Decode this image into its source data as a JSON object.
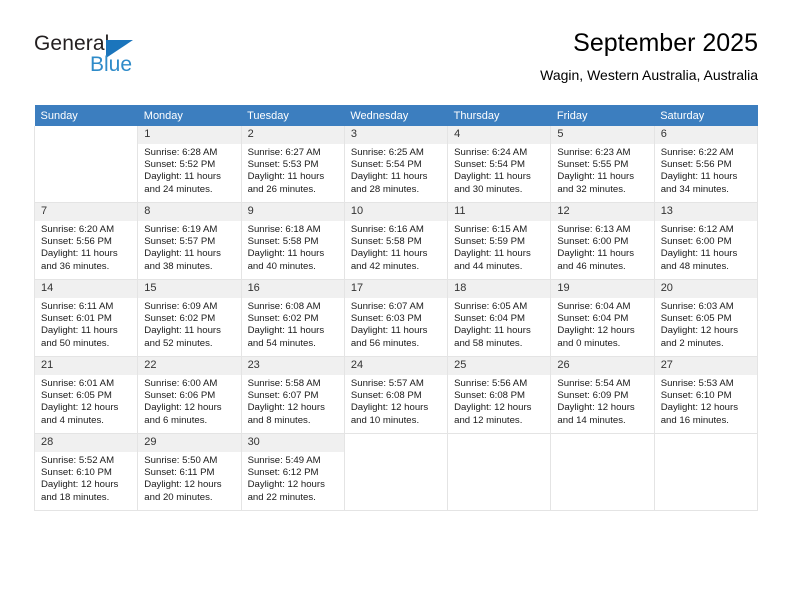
{
  "brand": {
    "name_top": "General",
    "name_bottom": "Blue",
    "accent_color": "#2e8bc9",
    "triangle_color": "#1b75bc"
  },
  "header": {
    "title": "September 2025",
    "subtitle": "Wagin, Western Australia, Australia"
  },
  "calendar": {
    "header_bg": "#3c7ebf",
    "header_text_color": "#ffffff",
    "daynum_bg": "#f0f0f0",
    "weekdays": [
      "Sunday",
      "Monday",
      "Tuesday",
      "Wednesday",
      "Thursday",
      "Friday",
      "Saturday"
    ],
    "labels": {
      "sunrise": "Sunrise:",
      "sunset": "Sunset:",
      "daylight": "Daylight:"
    },
    "weeks": [
      [
        {
          "day": "",
          "sunrise": "",
          "sunset": "",
          "daylight": ""
        },
        {
          "day": "1",
          "sunrise": "Sunrise: 6:28 AM",
          "sunset": "Sunset: 5:52 PM",
          "daylight": "Daylight: 11 hours and 24 minutes."
        },
        {
          "day": "2",
          "sunrise": "Sunrise: 6:27 AM",
          "sunset": "Sunset: 5:53 PM",
          "daylight": "Daylight: 11 hours and 26 minutes."
        },
        {
          "day": "3",
          "sunrise": "Sunrise: 6:25 AM",
          "sunset": "Sunset: 5:54 PM",
          "daylight": "Daylight: 11 hours and 28 minutes."
        },
        {
          "day": "4",
          "sunrise": "Sunrise: 6:24 AM",
          "sunset": "Sunset: 5:54 PM",
          "daylight": "Daylight: 11 hours and 30 minutes."
        },
        {
          "day": "5",
          "sunrise": "Sunrise: 6:23 AM",
          "sunset": "Sunset: 5:55 PM",
          "daylight": "Daylight: 11 hours and 32 minutes."
        },
        {
          "day": "6",
          "sunrise": "Sunrise: 6:22 AM",
          "sunset": "Sunset: 5:56 PM",
          "daylight": "Daylight: 11 hours and 34 minutes."
        }
      ],
      [
        {
          "day": "7",
          "sunrise": "Sunrise: 6:20 AM",
          "sunset": "Sunset: 5:56 PM",
          "daylight": "Daylight: 11 hours and 36 minutes."
        },
        {
          "day": "8",
          "sunrise": "Sunrise: 6:19 AM",
          "sunset": "Sunset: 5:57 PM",
          "daylight": "Daylight: 11 hours and 38 minutes."
        },
        {
          "day": "9",
          "sunrise": "Sunrise: 6:18 AM",
          "sunset": "Sunset: 5:58 PM",
          "daylight": "Daylight: 11 hours and 40 minutes."
        },
        {
          "day": "10",
          "sunrise": "Sunrise: 6:16 AM",
          "sunset": "Sunset: 5:58 PM",
          "daylight": "Daylight: 11 hours and 42 minutes."
        },
        {
          "day": "11",
          "sunrise": "Sunrise: 6:15 AM",
          "sunset": "Sunset: 5:59 PM",
          "daylight": "Daylight: 11 hours and 44 minutes."
        },
        {
          "day": "12",
          "sunrise": "Sunrise: 6:13 AM",
          "sunset": "Sunset: 6:00 PM",
          "daylight": "Daylight: 11 hours and 46 minutes."
        },
        {
          "day": "13",
          "sunrise": "Sunrise: 6:12 AM",
          "sunset": "Sunset: 6:00 PM",
          "daylight": "Daylight: 11 hours and 48 minutes."
        }
      ],
      [
        {
          "day": "14",
          "sunrise": "Sunrise: 6:11 AM",
          "sunset": "Sunset: 6:01 PM",
          "daylight": "Daylight: 11 hours and 50 minutes."
        },
        {
          "day": "15",
          "sunrise": "Sunrise: 6:09 AM",
          "sunset": "Sunset: 6:02 PM",
          "daylight": "Daylight: 11 hours and 52 minutes."
        },
        {
          "day": "16",
          "sunrise": "Sunrise: 6:08 AM",
          "sunset": "Sunset: 6:02 PM",
          "daylight": "Daylight: 11 hours and 54 minutes."
        },
        {
          "day": "17",
          "sunrise": "Sunrise: 6:07 AM",
          "sunset": "Sunset: 6:03 PM",
          "daylight": "Daylight: 11 hours and 56 minutes."
        },
        {
          "day": "18",
          "sunrise": "Sunrise: 6:05 AM",
          "sunset": "Sunset: 6:04 PM",
          "daylight": "Daylight: 11 hours and 58 minutes."
        },
        {
          "day": "19",
          "sunrise": "Sunrise: 6:04 AM",
          "sunset": "Sunset: 6:04 PM",
          "daylight": "Daylight: 12 hours and 0 minutes."
        },
        {
          "day": "20",
          "sunrise": "Sunrise: 6:03 AM",
          "sunset": "Sunset: 6:05 PM",
          "daylight": "Daylight: 12 hours and 2 minutes."
        }
      ],
      [
        {
          "day": "21",
          "sunrise": "Sunrise: 6:01 AM",
          "sunset": "Sunset: 6:05 PM",
          "daylight": "Daylight: 12 hours and 4 minutes."
        },
        {
          "day": "22",
          "sunrise": "Sunrise: 6:00 AM",
          "sunset": "Sunset: 6:06 PM",
          "daylight": "Daylight: 12 hours and 6 minutes."
        },
        {
          "day": "23",
          "sunrise": "Sunrise: 5:58 AM",
          "sunset": "Sunset: 6:07 PM",
          "daylight": "Daylight: 12 hours and 8 minutes."
        },
        {
          "day": "24",
          "sunrise": "Sunrise: 5:57 AM",
          "sunset": "Sunset: 6:08 PM",
          "daylight": "Daylight: 12 hours and 10 minutes."
        },
        {
          "day": "25",
          "sunrise": "Sunrise: 5:56 AM",
          "sunset": "Sunset: 6:08 PM",
          "daylight": "Daylight: 12 hours and 12 minutes."
        },
        {
          "day": "26",
          "sunrise": "Sunrise: 5:54 AM",
          "sunset": "Sunset: 6:09 PM",
          "daylight": "Daylight: 12 hours and 14 minutes."
        },
        {
          "day": "27",
          "sunrise": "Sunrise: 5:53 AM",
          "sunset": "Sunset: 6:10 PM",
          "daylight": "Daylight: 12 hours and 16 minutes."
        }
      ],
      [
        {
          "day": "28",
          "sunrise": "Sunrise: 5:52 AM",
          "sunset": "Sunset: 6:10 PM",
          "daylight": "Daylight: 12 hours and 18 minutes."
        },
        {
          "day": "29",
          "sunrise": "Sunrise: 5:50 AM",
          "sunset": "Sunset: 6:11 PM",
          "daylight": "Daylight: 12 hours and 20 minutes."
        },
        {
          "day": "30",
          "sunrise": "Sunrise: 5:49 AM",
          "sunset": "Sunset: 6:12 PM",
          "daylight": "Daylight: 12 hours and 22 minutes."
        },
        {
          "day": "",
          "sunrise": "",
          "sunset": "",
          "daylight": ""
        },
        {
          "day": "",
          "sunrise": "",
          "sunset": "",
          "daylight": ""
        },
        {
          "day": "",
          "sunrise": "",
          "sunset": "",
          "daylight": ""
        },
        {
          "day": "",
          "sunrise": "",
          "sunset": "",
          "daylight": ""
        }
      ]
    ]
  }
}
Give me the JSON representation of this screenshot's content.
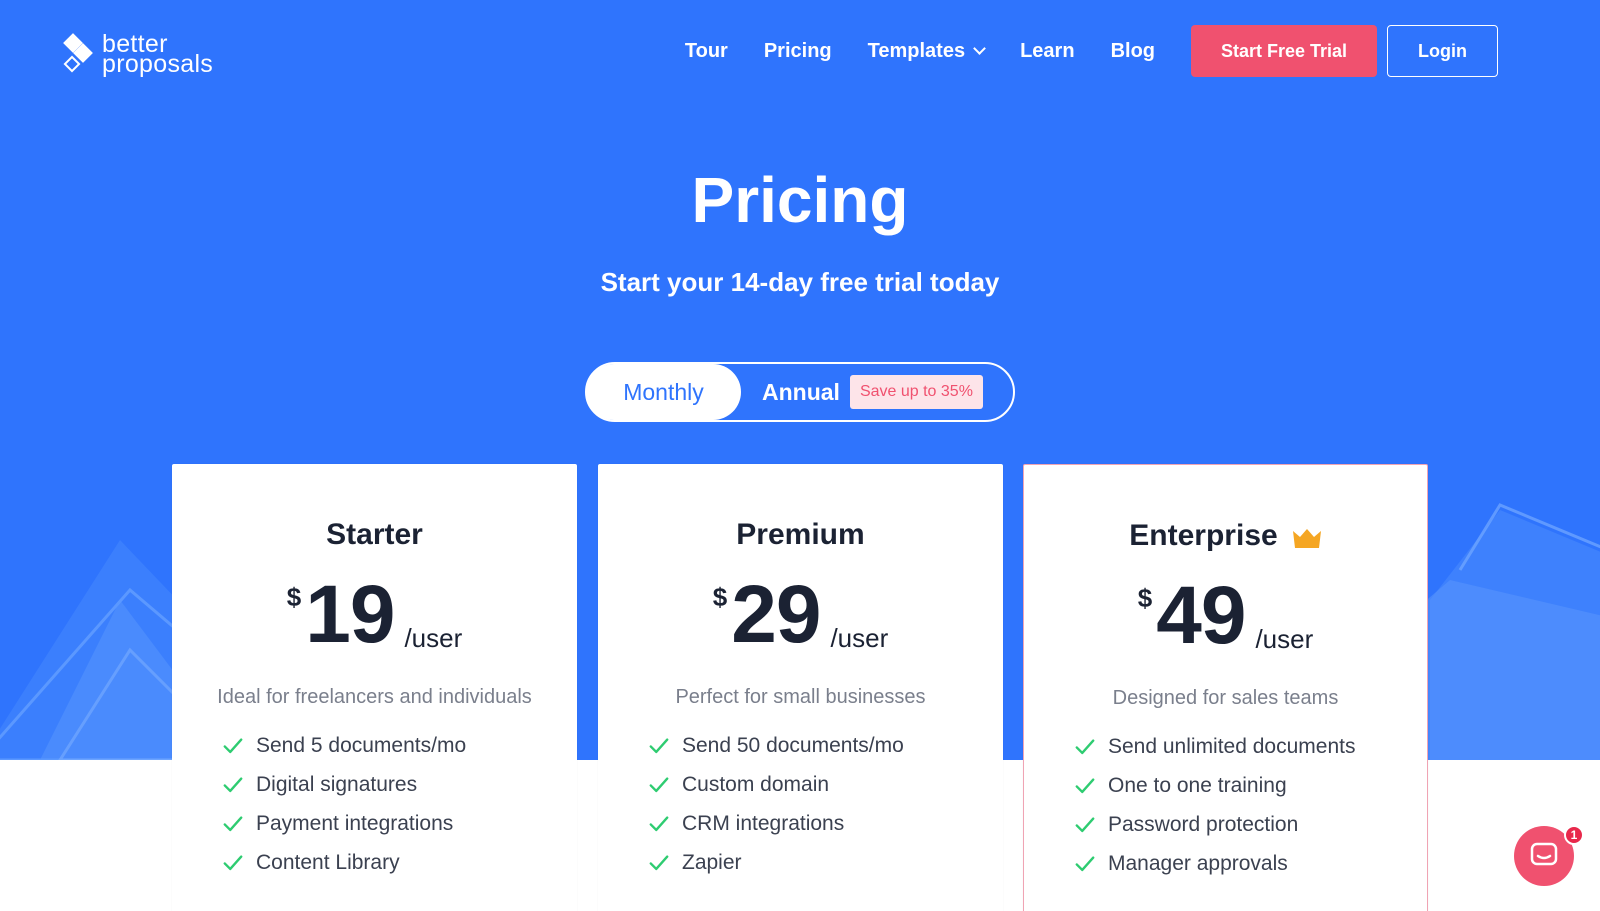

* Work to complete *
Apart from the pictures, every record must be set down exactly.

* Expected output *
Decode this image into its source data as a JSON object.
{
  "brand": {
    "name_top": "General",
    "name_bottom": "Blue",
    "accent_color": "#2e8bc9",
    "triangle_color": "#1b75bc"
  },
  "header": {
    "title": "September 2025",
    "subtitle": "Wagin, Western Australia, Australia"
  },
  "calendar": {
    "header_bg": "#3c7ebf",
    "header_text_color": "#ffffff",
    "daynum_bg": "#f0f0f0",
    "weekdays": [
      "Sunday",
      "Monday",
      "Tuesday",
      "Wednesday",
      "Thursday",
      "Friday",
      "Saturday"
    ],
    "labels": {
      "sunrise": "Sunrise:",
      "sunset": "Sunset:",
      "daylight": "Daylight:"
    },
    "weeks": [
      [
        {
          "day": "",
          "sunrise": "",
          "sunset": "",
          "daylight": ""
        },
        {
          "day": "1",
          "sunrise": "Sunrise: 6:28 AM",
          "sunset": "Sunset: 5:52 PM",
          "daylight": "Daylight: 11 hours and 24 minutes."
        },
        {
          "day": "2",
          "sunrise": "Sunrise: 6:27 AM",
          "sunset": "Sunset: 5:53 PM",
          "daylight": "Daylight: 11 hours and 26 minutes."
        },
        {
          "day": "3",
          "sunrise": "Sunrise: 6:25 AM",
          "sunset": "Sunset: 5:54 PM",
          "daylight": "Daylight: 11 hours and 28 minutes."
        },
        {
          "day": "4",
          "sunrise": "Sunrise: 6:24 AM",
          "sunset": "Sunset: 5:54 PM",
          "daylight": "Daylight: 11 hours and 30 minutes."
        },
        {
          "day": "5",
          "sunrise": "Sunrise: 6:23 AM",
          "sunset": "Sunset: 5:55 PM",
          "daylight": "Daylight: 11 hours and 32 minutes."
        },
        {
          "day": "6",
          "sunrise": "Sunrise: 6:22 AM",
          "sunset": "Sunset: 5:56 PM",
          "daylight": "Daylight: 11 hours and 34 minutes."
        }
      ],
      [
        {
          "day": "7",
          "sunrise": "Sunrise: 6:20 AM",
          "sunset": "Sunset: 5:56 PM",
          "daylight": "Daylight: 11 hours and 36 minutes."
        },
        {
          "day": "8",
          "sunrise": "Sunrise: 6:19 AM",
          "sunset": "Sunset: 5:57 PM",
          "daylight": "Daylight: 11 hours and 38 minutes."
        },
        {
          "day": "9",
          "sunrise": "Sunrise: 6:18 AM",
          "sunset": "Sunset: 5:58 PM",
          "daylight": "Daylight: 11 hours and 40 minutes."
        },
        {
          "day": "10",
          "sunrise": "Sunrise: 6:16 AM",
          "sunset": "Sunset: 5:58 PM",
          "daylight": "Daylight: 11 hours and 42 minutes."
        },
        {
          "day": "11",
          "sunrise": "Sunrise: 6:15 AM",
          "sunset": "Sunset: 5:59 PM",
          "daylight": "Daylight: 11 hours and 44 minutes."
        },
        {
          "day": "12",
          "sunrise": "Sunrise: 6:13 AM",
          "sunset": "Sunset: 6:00 PM",
          "daylight": "Daylight: 11 hours and 46 minutes."
        },
        {
          "day": "13",
          "sunrise": "Sunrise: 6:12 AM",
          "sunset": "Sunset: 6:00 PM",
          "daylight": "Daylight: 11 hours and 48 minutes."
        }
      ],
      [
        {
          "day": "14",
          "sunrise": "Sunrise: 6:11 AM",
          "sunset": "Sunset: 6:01 PM",
          "daylight": "Daylight: 11 hours and 50 minutes."
        },
        {
          "day": "15",
          "sunrise": "Sunrise: 6:09 AM",
          "sunset": "Sunset: 6:02 PM",
          "daylight": "Daylight: 11 hours and 52 minutes."
        },
        {
          "day": "16",
          "sunrise": "Sunrise: 6:08 AM",
          "sunset": "Sunset: 6:02 PM",
          "daylight": "Daylight: 11 hours and 54 minutes."
        },
        {
          "day": "17",
          "sunrise": "Sunrise: 6:07 AM",
          "sunset": "Sunset: 6:03 PM",
          "daylight": "Daylight: 11 hours and 56 minutes."
        },
        {
          "day": "18",
          "sunrise": "Sunrise: 6:05 AM",
          "sunset": "Sunset: 6:04 PM",
          "daylight": "Daylight: 11 hours and 58 minutes."
        },
        {
          "day": "19",
          "sunrise": "Sunrise: 6:04 AM",
          "sunset": "Sunset: 6:04 PM",
          "daylight": "Daylight: 12 hours and 0 minutes."
        },
        {
          "day": "20",
          "sunrise": "Sunrise: 6:03 AM",
          "sunset": "Sunset: 6:05 PM",
          "daylight": "Daylight: 12 hours and 2 minutes."
        }
      ],
      [
        {
          "day": "21",
          "sunrise": "Sunrise: 6:01 AM",
          "sunset": "Sunset: 6:05 PM",
          "daylight": "Daylight: 12 hours and 4 minutes."
        },
        {
          "day": "22",
          "sunrise": "Sunrise: 6:00 AM",
          "sunset": "Sunset: 6:06 PM",
          "daylight": "Daylight: 12 hours and 6 minutes."
        },
        {
          "day": "23",
          "sunrise": "Sunrise: 5:58 AM",
          "sunset": "Sunset: 6:07 PM",
          "daylight": "Daylight: 12 hours and 8 minutes."
        },
        {
          "day": "24",
          "sunrise": "Sunrise: 5:57 AM",
          "sunset": "Sunset: 6:08 PM",
          "daylight": "Daylight: 12 hours and 10 minutes."
        },
        {
          "day": "25",
          "sunrise": "Sunrise: 5:56 AM",
          "sunset": "Sunset: 6:08 PM",
          "daylight": "Daylight: 12 hours and 12 minutes."
        },
        {
          "day": "26",
          "sunrise": "Sunrise: 5:54 AM",
          "sunset": "Sunset: 6:09 PM",
          "daylight": "Daylight: 12 hours and 14 minutes."
        },
        {
          "day": "27",
          "sunrise": "Sunrise: 5:53 AM",
          "sunset": "Sunset: 6:10 PM",
          "daylight": "Daylight: 12 hours and 16 minutes."
        }
      ],
      [
        {
          "day": "28",
          "sunrise": "Sunrise: 5:52 AM",
          "sunset": "Sunset: 6:10 PM",
          "daylight": "Daylight: 12 hours and 18 minutes."
        },
        {
          "day": "29",
          "sunrise": "Sunrise: 5:50 AM",
          "sunset": "Sunset: 6:11 PM",
          "daylight": "Daylight: 12 hours and 20 minutes."
        },
        {
          "day": "30",
          "sunrise": "Sunrise: 5:49 AM",
          "sunset": "Sunset: 6:12 PM",
          "daylight": "Daylight: 12 hours and 22 minutes."
        },
        {
          "day": "",
          "sunrise": "",
          "sunset": "",
          "daylight": ""
        },
        {
          "day": "",
          "sunrise": "",
          "sunset": "",
          "daylight": ""
        },
        {
          "day": "",
          "sunrise": "",
          "sunset": "",
          "daylight": ""
        },
        {
          "day": "",
          "sunrise": "",
          "sunset": "",
          "daylight": ""
        }
      ]
    ]
  }
}
Give me the JSON representation of this screenshot's content.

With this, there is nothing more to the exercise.